*** Opening of Exercise input ***

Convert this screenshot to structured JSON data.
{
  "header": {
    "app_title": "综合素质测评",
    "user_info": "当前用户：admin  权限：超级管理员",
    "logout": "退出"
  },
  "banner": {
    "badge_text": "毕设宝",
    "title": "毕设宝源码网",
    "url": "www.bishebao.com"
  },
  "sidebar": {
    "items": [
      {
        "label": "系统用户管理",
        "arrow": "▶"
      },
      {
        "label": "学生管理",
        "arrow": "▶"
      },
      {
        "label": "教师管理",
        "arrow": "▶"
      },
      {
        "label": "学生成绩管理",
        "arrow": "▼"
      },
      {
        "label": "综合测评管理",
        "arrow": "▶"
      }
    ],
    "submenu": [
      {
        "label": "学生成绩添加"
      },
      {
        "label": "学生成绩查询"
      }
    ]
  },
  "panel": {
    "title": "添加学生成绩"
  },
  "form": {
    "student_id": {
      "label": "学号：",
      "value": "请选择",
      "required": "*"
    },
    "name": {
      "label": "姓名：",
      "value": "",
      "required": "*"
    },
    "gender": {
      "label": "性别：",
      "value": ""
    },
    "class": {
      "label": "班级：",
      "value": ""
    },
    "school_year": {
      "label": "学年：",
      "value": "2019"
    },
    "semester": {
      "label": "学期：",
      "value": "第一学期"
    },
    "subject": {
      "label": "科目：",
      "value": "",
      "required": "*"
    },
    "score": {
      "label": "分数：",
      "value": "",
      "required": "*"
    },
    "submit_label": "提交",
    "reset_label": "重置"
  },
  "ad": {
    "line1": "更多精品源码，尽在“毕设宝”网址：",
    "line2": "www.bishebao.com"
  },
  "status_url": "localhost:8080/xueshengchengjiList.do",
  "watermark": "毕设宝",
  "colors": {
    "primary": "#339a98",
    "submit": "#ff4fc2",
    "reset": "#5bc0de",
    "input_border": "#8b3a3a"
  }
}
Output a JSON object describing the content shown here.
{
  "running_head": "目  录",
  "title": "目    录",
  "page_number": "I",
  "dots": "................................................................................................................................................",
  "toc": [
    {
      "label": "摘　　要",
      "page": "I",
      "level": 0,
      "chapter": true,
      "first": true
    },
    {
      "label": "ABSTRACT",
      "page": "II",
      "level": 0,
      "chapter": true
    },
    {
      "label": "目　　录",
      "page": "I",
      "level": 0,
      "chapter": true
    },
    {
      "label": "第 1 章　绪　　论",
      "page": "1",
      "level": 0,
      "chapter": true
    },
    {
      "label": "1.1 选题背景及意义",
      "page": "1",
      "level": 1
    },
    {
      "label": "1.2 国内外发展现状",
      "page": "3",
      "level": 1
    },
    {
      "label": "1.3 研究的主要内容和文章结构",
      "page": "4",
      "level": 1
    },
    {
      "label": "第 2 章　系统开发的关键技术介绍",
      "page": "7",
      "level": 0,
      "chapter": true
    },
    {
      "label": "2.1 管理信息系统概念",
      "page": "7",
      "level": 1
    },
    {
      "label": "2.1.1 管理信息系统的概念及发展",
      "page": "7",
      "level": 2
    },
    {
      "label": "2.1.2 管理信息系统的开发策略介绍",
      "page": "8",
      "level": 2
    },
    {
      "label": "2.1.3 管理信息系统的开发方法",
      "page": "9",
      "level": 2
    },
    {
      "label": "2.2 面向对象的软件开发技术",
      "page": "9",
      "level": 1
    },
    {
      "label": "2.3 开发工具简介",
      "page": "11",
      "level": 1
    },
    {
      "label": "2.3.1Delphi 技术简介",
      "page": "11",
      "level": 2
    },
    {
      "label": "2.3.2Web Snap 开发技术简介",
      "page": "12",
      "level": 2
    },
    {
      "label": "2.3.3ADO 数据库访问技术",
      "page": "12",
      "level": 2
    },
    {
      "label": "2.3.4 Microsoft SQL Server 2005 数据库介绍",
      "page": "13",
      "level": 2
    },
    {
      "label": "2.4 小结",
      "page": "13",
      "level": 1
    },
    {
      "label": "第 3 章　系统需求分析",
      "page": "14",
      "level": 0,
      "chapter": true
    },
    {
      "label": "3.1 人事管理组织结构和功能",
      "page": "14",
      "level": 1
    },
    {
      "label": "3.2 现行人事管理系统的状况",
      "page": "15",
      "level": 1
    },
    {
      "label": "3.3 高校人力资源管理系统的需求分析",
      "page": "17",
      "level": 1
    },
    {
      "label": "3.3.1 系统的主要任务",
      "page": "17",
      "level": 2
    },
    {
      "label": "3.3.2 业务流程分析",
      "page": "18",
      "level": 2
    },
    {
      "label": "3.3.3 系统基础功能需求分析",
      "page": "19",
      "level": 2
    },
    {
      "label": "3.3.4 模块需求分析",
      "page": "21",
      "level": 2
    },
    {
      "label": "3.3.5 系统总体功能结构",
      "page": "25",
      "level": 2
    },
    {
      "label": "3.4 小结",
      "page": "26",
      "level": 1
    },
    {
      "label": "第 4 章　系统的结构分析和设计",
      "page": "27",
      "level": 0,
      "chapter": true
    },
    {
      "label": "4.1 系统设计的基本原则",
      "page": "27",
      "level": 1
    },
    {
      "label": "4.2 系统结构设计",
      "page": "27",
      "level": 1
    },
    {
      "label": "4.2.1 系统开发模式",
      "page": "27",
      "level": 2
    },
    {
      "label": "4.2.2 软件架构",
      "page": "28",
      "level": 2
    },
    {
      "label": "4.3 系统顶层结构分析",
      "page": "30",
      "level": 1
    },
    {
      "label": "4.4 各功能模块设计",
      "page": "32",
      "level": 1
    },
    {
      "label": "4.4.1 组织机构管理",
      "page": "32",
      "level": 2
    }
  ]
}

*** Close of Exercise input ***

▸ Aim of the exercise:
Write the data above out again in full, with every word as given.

▸ Your solution:
Convert this screenshot to structured JSON data.
{
  "header": {
    "app_title": "综合素质测评",
    "user_info": "当前用户：admin  权限：超级管理员",
    "logout": "退出"
  },
  "banner": {
    "badge_text": "毕设宝",
    "title": "毕设宝源码网",
    "url": "www.bishebao.com"
  },
  "sidebar": {
    "items": [
      {
        "label": "系统用户管理",
        "arrow": "▶"
      },
      {
        "label": "学生管理",
        "arrow": "▶"
      },
      {
        "label": "教师管理",
        "arrow": "▶"
      },
      {
        "label": "学生成绩管理",
        "arrow": "▼"
      },
      {
        "label": "综合测评管理",
        "arrow": "▶"
      }
    ],
    "submenu": [
      {
        "label": "学生成绩添加"
      },
      {
        "label": "学生成绩查询"
      }
    ]
  },
  "panel": {
    "title": "添加学生成绩"
  },
  "form": {
    "student_id": {
      "label": "学号：",
      "value": "请选择",
      "required": "*"
    },
    "name": {
      "label": "姓名：",
      "value": "",
      "required": "*"
    },
    "gender": {
      "label": "性别：",
      "value": ""
    },
    "class": {
      "label": "班级：",
      "value": ""
    },
    "school_year": {
      "label": "学年：",
      "value": "2019"
    },
    "semester": {
      "label": "学期：",
      "value": "第一学期"
    },
    "subject": {
      "label": "科目：",
      "value": "",
      "required": "*"
    },
    "score": {
      "label": "分数：",
      "value": "",
      "required": "*"
    },
    "submit_label": "提交",
    "reset_label": "重置"
  },
  "ad": {
    "line1": "更多精品源码，尽在“毕设宝”网址：",
    "line2": "www.bishebao.com"
  },
  "status_url": "localhost:8080/xueshengchengjiList.do",
  "watermark": "毕设宝",
  "colors": {
    "primary": "#339a98",
    "submit": "#ff4fc2",
    "reset": "#5bc0de",
    "input_border": "#8b3a3a"
  }
}
Output a JSON object describing the content shown here.
{
  "running_head": "目  录",
  "title": "目    录",
  "page_number": "I",
  "dots": "................................................................................................................................................",
  "toc": [
    {
      "label": "摘　　要",
      "page": "I",
      "level": 0,
      "chapter": true,
      "first": true
    },
    {
      "label": "ABSTRACT",
      "page": "II",
      "level": 0,
      "chapter": true
    },
    {
      "label": "目　　录",
      "page": "I",
      "level": 0,
      "chapter": true
    },
    {
      "label": "第 1 章　绪　　论",
      "page": "1",
      "level": 0,
      "chapter": true
    },
    {
      "label": "1.1 选题背景及意义",
      "page": "1",
      "level": 1
    },
    {
      "label": "1.2 国内外发展现状",
      "page": "3",
      "level": 1
    },
    {
      "label": "1.3 研究的主要内容和文章结构",
      "page": "4",
      "level": 1
    },
    {
      "label": "第 2 章　系统开发的关键技术介绍",
      "page": "7",
      "level": 0,
      "chapter": true
    },
    {
      "label": "2.1 管理信息系统概念",
      "page": "7",
      "level": 1
    },
    {
      "label": "2.1.1 管理信息系统的概念及发展",
      "page": "7",
      "level": 2
    },
    {
      "label": "2.1.2 管理信息系统的开发策略介绍",
      "page": "8",
      "level": 2
    },
    {
      "label": "2.1.3 管理信息系统的开发方法",
      "page": "9",
      "level": 2
    },
    {
      "label": "2.2 面向对象的软件开发技术",
      "page": "9",
      "level": 1
    },
    {
      "label": "2.3 开发工具简介",
      "page": "11",
      "level": 1
    },
    {
      "label": "2.3.1Delphi 技术简介",
      "page": "11",
      "level": 2
    },
    {
      "label": "2.3.2Web Snap 开发技术简介",
      "page": "12",
      "level": 2
    },
    {
      "label": "2.3.3ADO 数据库访问技术",
      "page": "12",
      "level": 2
    },
    {
      "label": "2.3.4 Microsoft SQL Server 2005 数据库介绍",
      "page": "13",
      "level": 2
    },
    {
      "label": "2.4 小结",
      "page": "13",
      "level": 1
    },
    {
      "label": "第 3 章　系统需求分析",
      "page": "14",
      "level": 0,
      "chapter": true
    },
    {
      "label": "3.1 人事管理组织结构和功能",
      "page": "14",
      "level": 1
    },
    {
      "label": "3.2 现行人事管理系统的状况",
      "page": "15",
      "level": 1
    },
    {
      "label": "3.3 高校人力资源管理系统的需求分析",
      "page": "17",
      "level": 1
    },
    {
      "label": "3.3.1 系统的主要任务",
      "page": "17",
      "level": 2
    },
    {
      "label": "3.3.2 业务流程分析",
      "page": "18",
      "level": 2
    },
    {
      "label": "3.3.3 系统基础功能需求分析",
      "page": "19",
      "level": 2
    },
    {
      "label": "3.3.4 模块需求分析",
      "page": "21",
      "level": 2
    },
    {
      "label": "3.3.5 系统总体功能结构",
      "page": "25",
      "level": 2
    },
    {
      "label": "3.4 小结",
      "page": "26",
      "level": 1
    },
    {
      "label": "第 4 章　系统的结构分析和设计",
      "page": "27",
      "level": 0,
      "chapter": true
    },
    {
      "label": "4.1 系统设计的基本原则",
      "page": "27",
      "level": 1
    },
    {
      "label": "4.2 系统结构设计",
      "page": "27",
      "level": 1
    },
    {
      "label": "4.2.1 系统开发模式",
      "page": "27",
      "level": 2
    },
    {
      "label": "4.2.2 软件架构",
      "page": "28",
      "level": 2
    },
    {
      "label": "4.3 系统顶层结构分析",
      "page": "30",
      "level": 1
    },
    {
      "label": "4.4 各功能模块设计",
      "page": "32",
      "level": 1
    },
    {
      "label": "4.4.1 组织机构管理",
      "page": "32",
      "level": 2
    }
  ]
}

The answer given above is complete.